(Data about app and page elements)
________

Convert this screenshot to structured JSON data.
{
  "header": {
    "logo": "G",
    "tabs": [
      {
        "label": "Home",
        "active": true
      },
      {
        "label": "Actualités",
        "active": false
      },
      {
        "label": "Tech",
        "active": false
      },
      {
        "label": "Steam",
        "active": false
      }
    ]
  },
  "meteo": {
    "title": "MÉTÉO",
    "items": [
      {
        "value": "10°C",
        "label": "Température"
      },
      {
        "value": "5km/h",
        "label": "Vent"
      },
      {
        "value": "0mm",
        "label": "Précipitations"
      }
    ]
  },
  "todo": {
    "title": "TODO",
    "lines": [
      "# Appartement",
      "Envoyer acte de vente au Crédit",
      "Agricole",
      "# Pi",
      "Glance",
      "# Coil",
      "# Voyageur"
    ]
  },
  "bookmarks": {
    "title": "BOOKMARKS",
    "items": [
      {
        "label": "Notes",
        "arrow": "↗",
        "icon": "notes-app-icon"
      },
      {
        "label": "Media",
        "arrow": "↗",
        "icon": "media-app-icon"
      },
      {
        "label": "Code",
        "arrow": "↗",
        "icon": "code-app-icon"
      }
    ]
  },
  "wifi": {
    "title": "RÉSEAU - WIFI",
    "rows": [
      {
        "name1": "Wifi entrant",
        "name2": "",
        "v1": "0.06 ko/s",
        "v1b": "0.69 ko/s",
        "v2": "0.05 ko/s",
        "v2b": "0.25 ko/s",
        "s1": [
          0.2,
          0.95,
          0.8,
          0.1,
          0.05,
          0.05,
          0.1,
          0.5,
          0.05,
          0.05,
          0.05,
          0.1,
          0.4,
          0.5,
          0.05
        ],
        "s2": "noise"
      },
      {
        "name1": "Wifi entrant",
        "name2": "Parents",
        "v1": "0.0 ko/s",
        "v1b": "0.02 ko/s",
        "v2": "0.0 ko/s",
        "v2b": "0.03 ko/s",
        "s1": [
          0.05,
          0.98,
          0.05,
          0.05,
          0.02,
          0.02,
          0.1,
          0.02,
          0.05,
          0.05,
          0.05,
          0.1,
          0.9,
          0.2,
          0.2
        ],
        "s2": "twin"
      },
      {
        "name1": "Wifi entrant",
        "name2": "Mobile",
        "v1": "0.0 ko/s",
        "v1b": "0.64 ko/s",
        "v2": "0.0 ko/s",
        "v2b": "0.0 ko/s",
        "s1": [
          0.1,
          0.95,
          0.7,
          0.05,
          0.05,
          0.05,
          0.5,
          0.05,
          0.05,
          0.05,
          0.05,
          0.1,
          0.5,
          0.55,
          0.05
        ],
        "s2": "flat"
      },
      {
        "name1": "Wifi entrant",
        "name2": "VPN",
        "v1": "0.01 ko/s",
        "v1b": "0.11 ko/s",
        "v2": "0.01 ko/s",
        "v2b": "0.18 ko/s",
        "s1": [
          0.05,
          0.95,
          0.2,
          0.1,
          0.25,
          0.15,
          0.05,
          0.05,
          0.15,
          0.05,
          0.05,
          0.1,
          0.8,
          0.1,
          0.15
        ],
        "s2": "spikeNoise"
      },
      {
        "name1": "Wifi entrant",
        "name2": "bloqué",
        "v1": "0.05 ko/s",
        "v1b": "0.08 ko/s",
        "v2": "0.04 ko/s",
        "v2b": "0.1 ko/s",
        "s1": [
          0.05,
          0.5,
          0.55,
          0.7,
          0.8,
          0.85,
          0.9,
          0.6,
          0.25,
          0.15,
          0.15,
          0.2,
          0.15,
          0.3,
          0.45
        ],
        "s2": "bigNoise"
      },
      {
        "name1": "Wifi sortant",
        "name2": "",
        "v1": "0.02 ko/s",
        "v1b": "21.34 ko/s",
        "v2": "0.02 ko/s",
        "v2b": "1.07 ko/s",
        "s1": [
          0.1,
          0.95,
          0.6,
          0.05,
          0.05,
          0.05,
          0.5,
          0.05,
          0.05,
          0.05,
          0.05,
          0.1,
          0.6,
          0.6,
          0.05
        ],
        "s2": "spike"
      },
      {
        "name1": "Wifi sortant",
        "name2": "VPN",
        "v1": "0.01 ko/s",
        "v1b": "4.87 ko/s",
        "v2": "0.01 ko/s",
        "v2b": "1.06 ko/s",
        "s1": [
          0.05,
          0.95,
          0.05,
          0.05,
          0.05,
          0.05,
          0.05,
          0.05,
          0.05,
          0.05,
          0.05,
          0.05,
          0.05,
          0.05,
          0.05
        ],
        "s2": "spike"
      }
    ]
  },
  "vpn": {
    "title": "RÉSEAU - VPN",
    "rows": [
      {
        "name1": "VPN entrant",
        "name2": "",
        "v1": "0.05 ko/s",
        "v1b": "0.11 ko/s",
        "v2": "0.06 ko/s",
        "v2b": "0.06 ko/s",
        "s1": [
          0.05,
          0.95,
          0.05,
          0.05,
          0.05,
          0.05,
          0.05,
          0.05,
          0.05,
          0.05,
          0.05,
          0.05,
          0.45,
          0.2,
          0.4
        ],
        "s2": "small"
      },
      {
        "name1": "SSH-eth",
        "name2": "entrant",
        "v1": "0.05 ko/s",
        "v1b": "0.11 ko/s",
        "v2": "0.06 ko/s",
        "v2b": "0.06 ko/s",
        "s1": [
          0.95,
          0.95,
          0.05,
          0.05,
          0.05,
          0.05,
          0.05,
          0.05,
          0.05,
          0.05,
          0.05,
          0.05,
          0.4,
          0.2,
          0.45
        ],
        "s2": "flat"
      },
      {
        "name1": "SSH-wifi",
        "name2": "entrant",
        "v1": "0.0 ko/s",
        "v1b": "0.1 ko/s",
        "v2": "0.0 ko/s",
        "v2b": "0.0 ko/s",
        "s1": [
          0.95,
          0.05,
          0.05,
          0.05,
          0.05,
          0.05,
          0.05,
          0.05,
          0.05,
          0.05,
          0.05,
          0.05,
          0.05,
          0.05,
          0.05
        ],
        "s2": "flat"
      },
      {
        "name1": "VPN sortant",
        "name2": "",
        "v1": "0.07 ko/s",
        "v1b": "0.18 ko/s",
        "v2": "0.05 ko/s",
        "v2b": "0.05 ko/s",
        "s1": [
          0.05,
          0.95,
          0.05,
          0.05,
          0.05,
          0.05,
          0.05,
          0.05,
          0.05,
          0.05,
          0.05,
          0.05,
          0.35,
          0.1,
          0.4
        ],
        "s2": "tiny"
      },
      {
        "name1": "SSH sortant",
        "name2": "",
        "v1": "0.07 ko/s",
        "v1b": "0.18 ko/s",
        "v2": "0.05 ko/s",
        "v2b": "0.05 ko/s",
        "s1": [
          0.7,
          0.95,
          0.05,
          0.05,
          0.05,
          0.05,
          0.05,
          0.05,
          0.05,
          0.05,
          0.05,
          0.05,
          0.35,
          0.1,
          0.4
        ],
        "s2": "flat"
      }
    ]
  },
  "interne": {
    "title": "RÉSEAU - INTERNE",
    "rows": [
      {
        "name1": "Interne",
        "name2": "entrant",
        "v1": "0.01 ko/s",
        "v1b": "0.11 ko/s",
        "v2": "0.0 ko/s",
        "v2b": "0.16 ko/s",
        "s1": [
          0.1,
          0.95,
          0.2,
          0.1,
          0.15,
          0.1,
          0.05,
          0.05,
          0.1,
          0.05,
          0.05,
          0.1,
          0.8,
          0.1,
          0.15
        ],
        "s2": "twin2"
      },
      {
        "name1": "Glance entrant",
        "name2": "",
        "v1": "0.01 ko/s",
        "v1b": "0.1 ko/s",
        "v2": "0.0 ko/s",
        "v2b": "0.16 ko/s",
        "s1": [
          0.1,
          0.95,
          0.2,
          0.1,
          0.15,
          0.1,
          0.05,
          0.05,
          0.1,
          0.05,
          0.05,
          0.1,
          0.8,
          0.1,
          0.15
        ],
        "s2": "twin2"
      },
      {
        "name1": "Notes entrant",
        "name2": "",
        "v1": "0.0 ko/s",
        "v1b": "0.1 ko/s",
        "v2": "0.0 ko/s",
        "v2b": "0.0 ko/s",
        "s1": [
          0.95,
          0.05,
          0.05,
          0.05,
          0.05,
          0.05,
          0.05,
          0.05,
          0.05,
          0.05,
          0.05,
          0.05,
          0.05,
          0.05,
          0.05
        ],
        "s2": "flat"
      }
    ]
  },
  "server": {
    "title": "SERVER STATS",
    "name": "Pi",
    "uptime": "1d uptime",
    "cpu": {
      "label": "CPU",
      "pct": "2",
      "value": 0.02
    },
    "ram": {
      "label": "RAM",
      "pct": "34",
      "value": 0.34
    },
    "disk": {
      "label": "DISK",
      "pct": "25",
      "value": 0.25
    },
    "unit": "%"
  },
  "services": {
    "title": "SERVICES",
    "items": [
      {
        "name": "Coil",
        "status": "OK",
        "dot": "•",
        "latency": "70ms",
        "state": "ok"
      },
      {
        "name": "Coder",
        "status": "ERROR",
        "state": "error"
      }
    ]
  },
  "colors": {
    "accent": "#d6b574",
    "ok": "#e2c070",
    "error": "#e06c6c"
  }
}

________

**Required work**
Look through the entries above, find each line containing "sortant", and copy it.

**Final answer**
        "name1": "Wifi sortant",
        "name1": "Wifi sortant",
        "name1": "VPN sortant",
        "name1": "SSH sortant",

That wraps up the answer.